Go through the records and show each line where the word "this" occurs.

(Dataset rows for apps and sites)
################
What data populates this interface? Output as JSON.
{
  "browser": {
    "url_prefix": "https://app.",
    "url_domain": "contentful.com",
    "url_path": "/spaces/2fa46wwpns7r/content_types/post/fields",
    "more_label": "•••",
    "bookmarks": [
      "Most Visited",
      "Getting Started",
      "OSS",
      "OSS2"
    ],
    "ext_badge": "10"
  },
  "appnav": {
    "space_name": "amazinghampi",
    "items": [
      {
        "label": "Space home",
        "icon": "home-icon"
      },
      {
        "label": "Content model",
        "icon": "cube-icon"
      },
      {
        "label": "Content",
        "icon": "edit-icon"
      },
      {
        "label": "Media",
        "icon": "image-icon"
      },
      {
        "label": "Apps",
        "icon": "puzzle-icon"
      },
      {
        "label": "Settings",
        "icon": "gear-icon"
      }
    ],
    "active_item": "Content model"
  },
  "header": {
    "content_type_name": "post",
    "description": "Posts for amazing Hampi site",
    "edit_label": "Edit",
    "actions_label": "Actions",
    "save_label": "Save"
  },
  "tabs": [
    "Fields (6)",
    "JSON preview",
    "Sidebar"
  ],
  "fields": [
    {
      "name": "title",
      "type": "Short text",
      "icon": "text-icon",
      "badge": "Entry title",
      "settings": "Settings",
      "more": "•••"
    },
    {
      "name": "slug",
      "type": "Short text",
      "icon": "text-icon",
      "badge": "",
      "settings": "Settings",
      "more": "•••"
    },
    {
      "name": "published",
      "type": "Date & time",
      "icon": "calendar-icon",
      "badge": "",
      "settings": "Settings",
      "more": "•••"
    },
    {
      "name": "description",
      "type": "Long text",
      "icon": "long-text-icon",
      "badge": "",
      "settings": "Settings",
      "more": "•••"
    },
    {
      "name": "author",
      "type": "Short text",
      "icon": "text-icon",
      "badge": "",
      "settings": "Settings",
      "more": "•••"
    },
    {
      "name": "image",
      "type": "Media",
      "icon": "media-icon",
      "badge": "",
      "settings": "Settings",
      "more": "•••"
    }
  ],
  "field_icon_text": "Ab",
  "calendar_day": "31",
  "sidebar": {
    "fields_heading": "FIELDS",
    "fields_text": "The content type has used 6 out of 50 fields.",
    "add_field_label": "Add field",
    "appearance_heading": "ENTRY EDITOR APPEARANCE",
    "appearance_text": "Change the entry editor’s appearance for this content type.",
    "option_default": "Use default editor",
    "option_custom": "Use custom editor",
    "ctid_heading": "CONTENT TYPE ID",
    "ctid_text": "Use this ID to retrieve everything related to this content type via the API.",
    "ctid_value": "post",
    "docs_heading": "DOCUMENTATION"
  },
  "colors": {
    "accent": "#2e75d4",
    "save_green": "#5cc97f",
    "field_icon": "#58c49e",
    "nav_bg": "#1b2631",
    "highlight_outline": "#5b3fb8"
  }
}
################
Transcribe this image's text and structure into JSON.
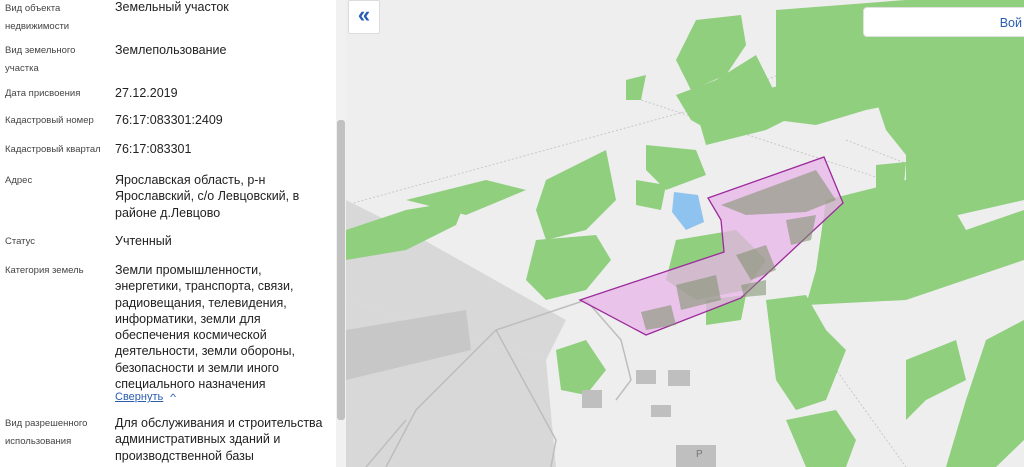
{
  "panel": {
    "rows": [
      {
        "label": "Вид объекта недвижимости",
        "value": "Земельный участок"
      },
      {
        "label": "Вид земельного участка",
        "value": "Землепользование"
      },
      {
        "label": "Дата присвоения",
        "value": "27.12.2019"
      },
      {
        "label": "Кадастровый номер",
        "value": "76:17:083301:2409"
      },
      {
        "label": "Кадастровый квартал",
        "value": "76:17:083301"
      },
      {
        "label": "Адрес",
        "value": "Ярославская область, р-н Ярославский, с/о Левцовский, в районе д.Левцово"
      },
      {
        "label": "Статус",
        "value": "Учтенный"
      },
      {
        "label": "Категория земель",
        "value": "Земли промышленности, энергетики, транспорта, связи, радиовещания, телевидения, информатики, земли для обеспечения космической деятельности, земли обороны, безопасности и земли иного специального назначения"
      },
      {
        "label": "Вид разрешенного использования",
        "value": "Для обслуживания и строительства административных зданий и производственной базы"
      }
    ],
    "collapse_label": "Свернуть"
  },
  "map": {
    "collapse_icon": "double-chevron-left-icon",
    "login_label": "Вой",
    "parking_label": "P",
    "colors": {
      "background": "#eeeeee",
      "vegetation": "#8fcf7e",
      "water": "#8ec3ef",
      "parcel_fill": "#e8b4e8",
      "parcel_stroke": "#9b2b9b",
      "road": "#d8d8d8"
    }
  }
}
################
- _Task answer_:
What data populates this interface? Output as JSON.
    "appearance_text": "Change the entry editor’s appearance for this content type.",
    "ctid_text": "Use this ID to retrieve everything related to this content type via the API.",
Transcribe this image's text and structure into JSON.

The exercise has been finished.